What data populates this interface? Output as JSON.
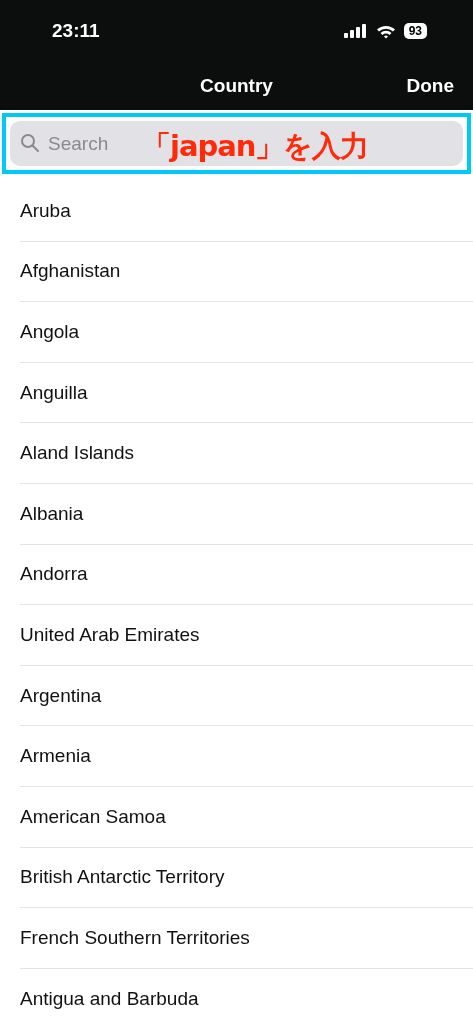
{
  "status_bar": {
    "time": "23:11",
    "battery": "93"
  },
  "nav_bar": {
    "title": "Country",
    "done": "Done"
  },
  "search": {
    "placeholder": "Search",
    "annotation": "「japan」を入力"
  },
  "countries": [
    {
      "name": "Aruba"
    },
    {
      "name": "Afghanistan"
    },
    {
      "name": "Angola"
    },
    {
      "name": "Anguilla"
    },
    {
      "name": "Aland Islands"
    },
    {
      "name": "Albania"
    },
    {
      "name": "Andorra"
    },
    {
      "name": "United Arab Emirates"
    },
    {
      "name": "Argentina"
    },
    {
      "name": "Armenia"
    },
    {
      "name": "American Samoa"
    },
    {
      "name": "British Antarctic Territory"
    },
    {
      "name": "French Southern Territories"
    },
    {
      "name": "Antigua and Barbuda"
    }
  ]
}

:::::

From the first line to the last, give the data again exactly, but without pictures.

* [Answer to this exercise]:
What data populates this interface? Output as JSON.
{
  "status_bar": {
    "time": "23:11",
    "battery": "93"
  },
  "nav_bar": {
    "title": "Country",
    "done": "Done"
  },
  "search": {
    "placeholder": "Search",
    "annotation": "「japan」を入力"
  },
  "countries": [
    {
      "name": "Aruba"
    },
    {
      "name": "Afghanistan"
    },
    {
      "name": "Angola"
    },
    {
      "name": "Anguilla"
    },
    {
      "name": "Aland Islands"
    },
    {
      "name": "Albania"
    },
    {
      "name": "Andorra"
    },
    {
      "name": "United Arab Emirates"
    },
    {
      "name": "Argentina"
    },
    {
      "name": "Armenia"
    },
    {
      "name": "American Samoa"
    },
    {
      "name": "British Antarctic Territory"
    },
    {
      "name": "French Southern Territories"
    },
    {
      "name": "Antigua and Barbuda"
    }
  ]
}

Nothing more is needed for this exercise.